Your answer must be an exact repetition of every record.

========================================

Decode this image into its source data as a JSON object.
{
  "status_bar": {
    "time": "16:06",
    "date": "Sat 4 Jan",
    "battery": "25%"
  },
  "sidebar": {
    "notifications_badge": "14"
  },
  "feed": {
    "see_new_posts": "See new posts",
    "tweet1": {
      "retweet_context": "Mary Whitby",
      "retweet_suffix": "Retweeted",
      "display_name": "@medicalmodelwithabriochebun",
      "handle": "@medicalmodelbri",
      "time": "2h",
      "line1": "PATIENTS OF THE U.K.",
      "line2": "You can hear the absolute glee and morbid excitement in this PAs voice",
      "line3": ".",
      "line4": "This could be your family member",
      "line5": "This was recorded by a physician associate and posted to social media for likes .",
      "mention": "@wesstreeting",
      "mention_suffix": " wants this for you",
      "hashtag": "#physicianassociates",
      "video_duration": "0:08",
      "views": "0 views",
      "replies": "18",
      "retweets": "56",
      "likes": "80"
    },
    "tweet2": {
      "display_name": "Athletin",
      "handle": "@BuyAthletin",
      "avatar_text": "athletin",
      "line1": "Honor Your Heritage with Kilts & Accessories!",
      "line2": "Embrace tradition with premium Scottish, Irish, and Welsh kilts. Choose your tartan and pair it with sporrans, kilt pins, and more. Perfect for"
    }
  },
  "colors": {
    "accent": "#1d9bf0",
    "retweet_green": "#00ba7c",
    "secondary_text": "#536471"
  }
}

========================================

Solution to this problem
Decode this image into its source data as a JSON object.
{
  "status_bar": {
    "time": "16:06",
    "date": "Sat 4 Jan",
    "battery": "25%"
  },
  "sidebar": {
    "notifications_badge": "14"
  },
  "feed": {
    "see_new_posts": "See new posts",
    "tweet1": {
      "retweet_context": "Mary Whitby",
      "retweet_suffix": "Retweeted",
      "display_name": "@medicalmodelwithabriochebun",
      "handle": "@medicalmodelbri",
      "time": "2h",
      "line1": "PATIENTS OF THE U.K.",
      "line2": "You can hear the absolute glee and morbid excitement in this PAs voice",
      "line3": ".",
      "line4": "This could be your family member",
      "line5": "This was recorded by a physician associate and posted to social media for likes .",
      "mention": "@wesstreeting",
      "mention_suffix": " wants this for you",
      "hashtag": "#physicianassociates",
      "video_duration": "0:08",
      "views": "0 views",
      "replies": "18",
      "retweets": "56",
      "likes": "80"
    },
    "tweet2": {
      "display_name": "Athletin",
      "handle": "@BuyAthletin",
      "avatar_text": "athletin",
      "line1": "Honor Your Heritage with Kilts & Accessories!",
      "line2": "Embrace tradition with premium Scottish, Irish, and Welsh kilts. Choose your tartan and pair it with sporrans, kilt pins, and more. Perfect for"
    }
  },
  "colors": {
    "accent": "#1d9bf0",
    "retweet_green": "#00ba7c",
    "secondary_text": "#536471"
  }
}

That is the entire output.